OTTAWA – Twenty-seven organizations have called for urgent government action to help deal with the global plastic problem. The industry-led “Recycle More Bags” coalition proposes using legislative action and procurement policy to drive demand for a minimum of 20 percent post-consumer recycled content in some types of plastic bags by 2025.
The United States and Canada have been largely dependent on foreign markets for recycling plastic bags and similar plastic grades, like plastic wrap. Foreign demand for these products has decreased markedly in recent years, primarily as a result of China’s “National Sword Policy,” which banned the import of many recyclables.
“Plastic bags are one plastic item that we consistently receive through curbside recycling programs, and that we consistently send to landfill. We need content laws to drive demand,” said Tom Outerbridge, General Manager, Sims Municipal Recycling.
The North American recycling industry is now more dependent than ever on the health of domestic plastic film recycling end-markets. However, these domestic markets have long been impeded by the continued expansion of domestic oil and gas activity and the low-cost virgin plastic resins that are produced as co-products.
According to More Recycling, a company that tracks plastic recycling year over year in the United States and Canada, the amount of bags and wrap collected through at-store recycling programs has grown, but that growth is expected to slow or reverse if the dynamics in the marketplace continue.
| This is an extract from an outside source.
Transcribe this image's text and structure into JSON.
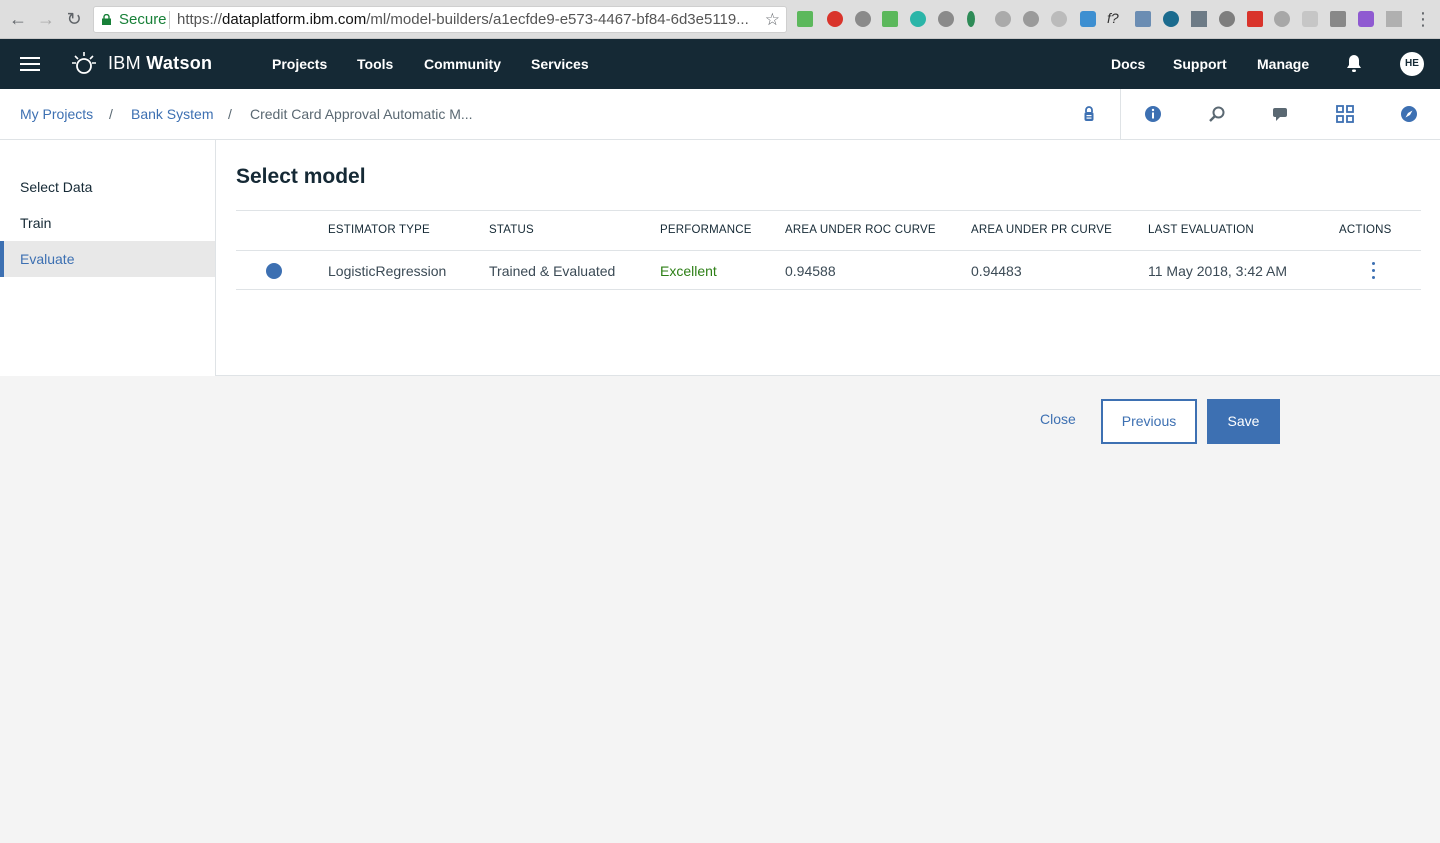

There is a need to recognize the value of using recycled resin in new products to mitigate plastic pollution and to encourage the expansion of the North American circular economy.
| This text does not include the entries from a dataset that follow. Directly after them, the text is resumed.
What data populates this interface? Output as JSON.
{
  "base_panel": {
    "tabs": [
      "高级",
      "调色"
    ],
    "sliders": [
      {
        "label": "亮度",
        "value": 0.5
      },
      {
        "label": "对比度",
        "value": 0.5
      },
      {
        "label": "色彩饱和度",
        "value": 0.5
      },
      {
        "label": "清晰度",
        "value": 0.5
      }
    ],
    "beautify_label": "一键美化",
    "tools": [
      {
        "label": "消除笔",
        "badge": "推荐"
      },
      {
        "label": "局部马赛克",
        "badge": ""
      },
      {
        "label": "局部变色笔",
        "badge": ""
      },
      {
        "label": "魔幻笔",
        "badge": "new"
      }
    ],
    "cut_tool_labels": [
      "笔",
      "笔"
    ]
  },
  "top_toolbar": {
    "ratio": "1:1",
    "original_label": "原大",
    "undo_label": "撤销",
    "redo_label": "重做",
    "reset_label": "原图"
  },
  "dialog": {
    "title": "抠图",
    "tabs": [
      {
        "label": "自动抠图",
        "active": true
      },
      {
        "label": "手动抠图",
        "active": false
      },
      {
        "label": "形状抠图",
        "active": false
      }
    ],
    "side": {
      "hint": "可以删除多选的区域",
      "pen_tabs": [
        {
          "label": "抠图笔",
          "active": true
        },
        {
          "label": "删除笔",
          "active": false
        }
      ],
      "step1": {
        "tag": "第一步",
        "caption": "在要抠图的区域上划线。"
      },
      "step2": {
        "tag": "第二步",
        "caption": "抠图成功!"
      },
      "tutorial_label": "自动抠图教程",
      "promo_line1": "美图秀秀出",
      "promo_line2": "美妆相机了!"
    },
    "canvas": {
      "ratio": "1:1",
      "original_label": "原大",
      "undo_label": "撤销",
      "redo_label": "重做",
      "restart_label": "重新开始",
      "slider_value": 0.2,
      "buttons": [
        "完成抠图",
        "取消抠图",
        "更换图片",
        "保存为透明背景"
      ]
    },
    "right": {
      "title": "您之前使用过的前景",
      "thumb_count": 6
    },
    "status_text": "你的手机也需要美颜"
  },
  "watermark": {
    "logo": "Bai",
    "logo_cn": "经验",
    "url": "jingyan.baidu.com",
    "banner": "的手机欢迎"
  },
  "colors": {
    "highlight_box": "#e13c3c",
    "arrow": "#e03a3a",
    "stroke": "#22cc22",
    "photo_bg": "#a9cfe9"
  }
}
The Recycle More Bags coalition consists of stakeholders involved in the plastic recycling industry: industry associations, material recovery facility (MRF) operators, plastic reclaimers, municipalities, environmental non-profits, recycling consultants, and a film plastic stewardship organization. The coalition’s signatories, who are situated at various steps along the circular economy supply chain, see a need for government to mandate an increased use of recycled resin in plastic bags. At this pivotal moment, government intervention is essential to encourage continued uptake of recycled resins by the plastic film industry, which has been slowed by low pricing of virgin plastics.
The call-to-action proposes a progressive timeline to increase the use of post-consumer recycled content in garbage bags and grocery bags. The vast majority of these two types of plastic bags are made from 100 percent virgin plastic resin. Incentivizing – and where needed, requiring – a minimum level of recycled content in these two applications will replace large amounts of virgin material and support the dual goals of increasing plastic recycling rates while ensuring plastic bags are managed in an environmentally responsible manner.
Increased demand for recycled plastic resin would in turn create greater incentive for effective and efficient recycling of plastic products, expediting the shift to a circular economy and improved environmental outcomes. For example, if all plastic bags sold in the United States and Canada included 20 percent recycled content, carbon emissions savings of about 320,000 metric tonnes per year – the equivalent of the removal of 250,000 cars from the road – would result.